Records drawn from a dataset
-=-=-=-=-
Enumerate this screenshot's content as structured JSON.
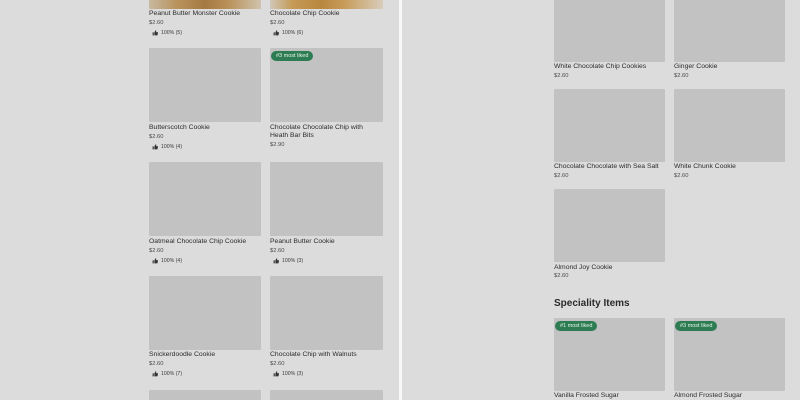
{
  "left_menu": {
    "items": [
      {
        "title": "Peanut Butter Monster Cookie",
        "price": "$2.60",
        "rating": "100% (5)"
      },
      {
        "title": "Chocolate Chip Cookie",
        "price": "$2.60",
        "rating": "100% (6)"
      },
      {
        "title": "Butterscotch Cookie",
        "price": "$2.60",
        "rating": "100% (4)"
      },
      {
        "title": "Chocolate Chocolate Chip with Heath Bar Bits",
        "price": "$2.90",
        "badge": "#3 most liked"
      },
      {
        "title": "Oatmeal Chocolate Chip Cookie",
        "price": "$2.60",
        "rating": "100% (4)"
      },
      {
        "title": "Peanut Butter Cookie",
        "price": "$2.60",
        "rating": "100% (3)"
      },
      {
        "title": "Snickerdoodle Cookie",
        "price": "$2.60",
        "rating": "100% (7)"
      },
      {
        "title": "Chocolate Chip with Walnuts",
        "price": "$2.60",
        "rating": "100% (3)"
      }
    ]
  },
  "right_menu": {
    "items": [
      {
        "title": "White Chocolate Chip Cookies",
        "price": "$2.60"
      },
      {
        "title": "Ginger Cookie",
        "price": "$2.60"
      },
      {
        "title": "Chocolate Chocolate with Sea Salt",
        "price": "$2.60"
      },
      {
        "title": "White Chunk Cookie",
        "price": "$2.60"
      },
      {
        "title": "Almond Joy Cookie",
        "price": "$2.60"
      }
    ],
    "speciality": {
      "heading": "Speciality Items",
      "items": [
        {
          "title": "Vanilla Frosted Sugar",
          "badge": "#1 most liked"
        },
        {
          "title": "Almond Frosted Sugar",
          "badge": "#3 most liked"
        }
      ]
    }
  },
  "icons": {
    "rating": "thumbs-up-icon"
  },
  "colors": {
    "badge": "#2e7d52",
    "thumbnail_placeholder": "#c2c2c2",
    "background": "#dcdcdc"
  }
}
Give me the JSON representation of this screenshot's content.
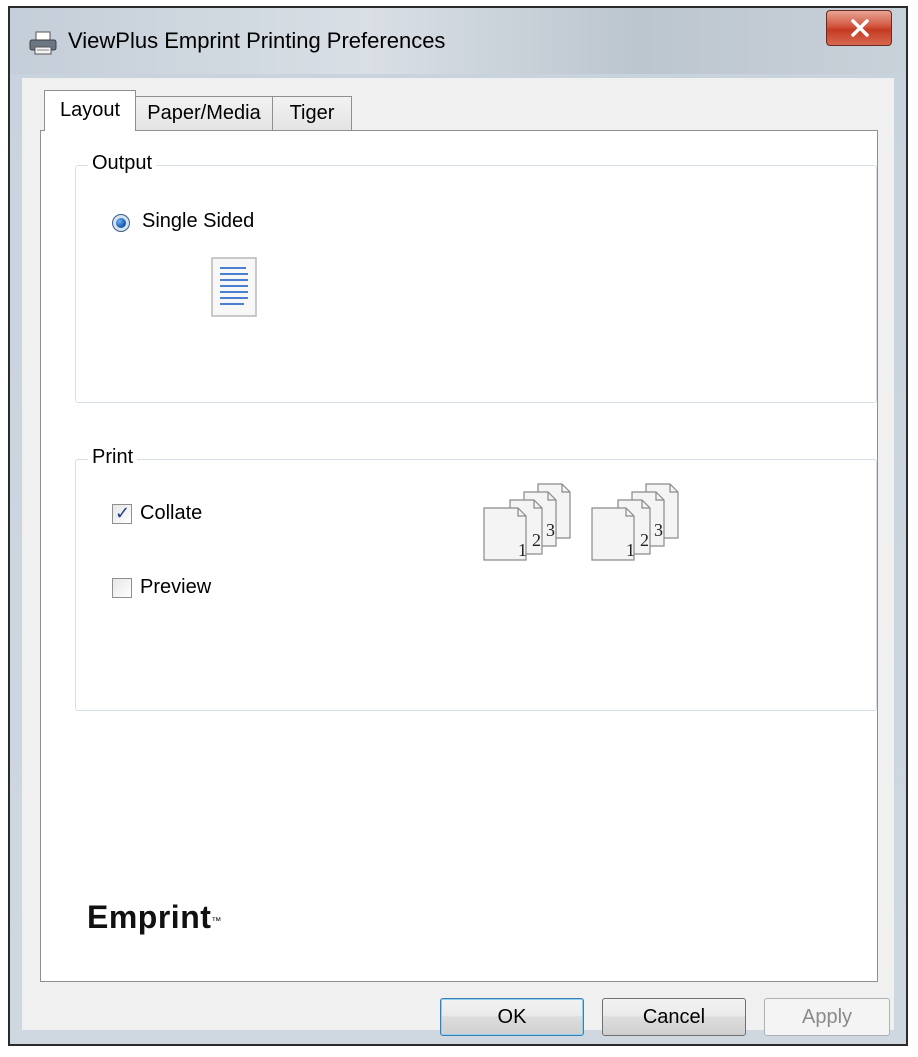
{
  "window": {
    "title": "ViewPlus Emprint Printing Preferences"
  },
  "tabs": [
    {
      "label": "Layout",
      "active": true
    },
    {
      "label": "Paper/Media",
      "active": false
    },
    {
      "label": "Tiger",
      "active": false
    }
  ],
  "output": {
    "group_label": "Output",
    "single_sided": {
      "label": "Single Sided",
      "selected": true
    }
  },
  "print": {
    "group_label": "Print",
    "collate": {
      "label": "Collate",
      "checked": true
    },
    "preview": {
      "label": "Preview",
      "checked": false
    },
    "collate_stack_numbers": [
      "1",
      "2",
      "3"
    ]
  },
  "branding": {
    "logo_text": "Emprint"
  },
  "buttons": {
    "ok": "OK",
    "cancel": "Cancel",
    "apply": "Apply"
  }
}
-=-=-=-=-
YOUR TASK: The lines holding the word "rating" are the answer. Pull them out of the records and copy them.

SOLUTION FOR THIS TASK:
        "rating": "100% (5)"
        "rating": "100% (6)"
        "rating": "100% (4)"
        "rating": "100% (4)"
        "rating": "100% (3)"
        "rating": "100% (7)"
        "rating": "100% (3)"
    "rating": "thumbs-up-icon"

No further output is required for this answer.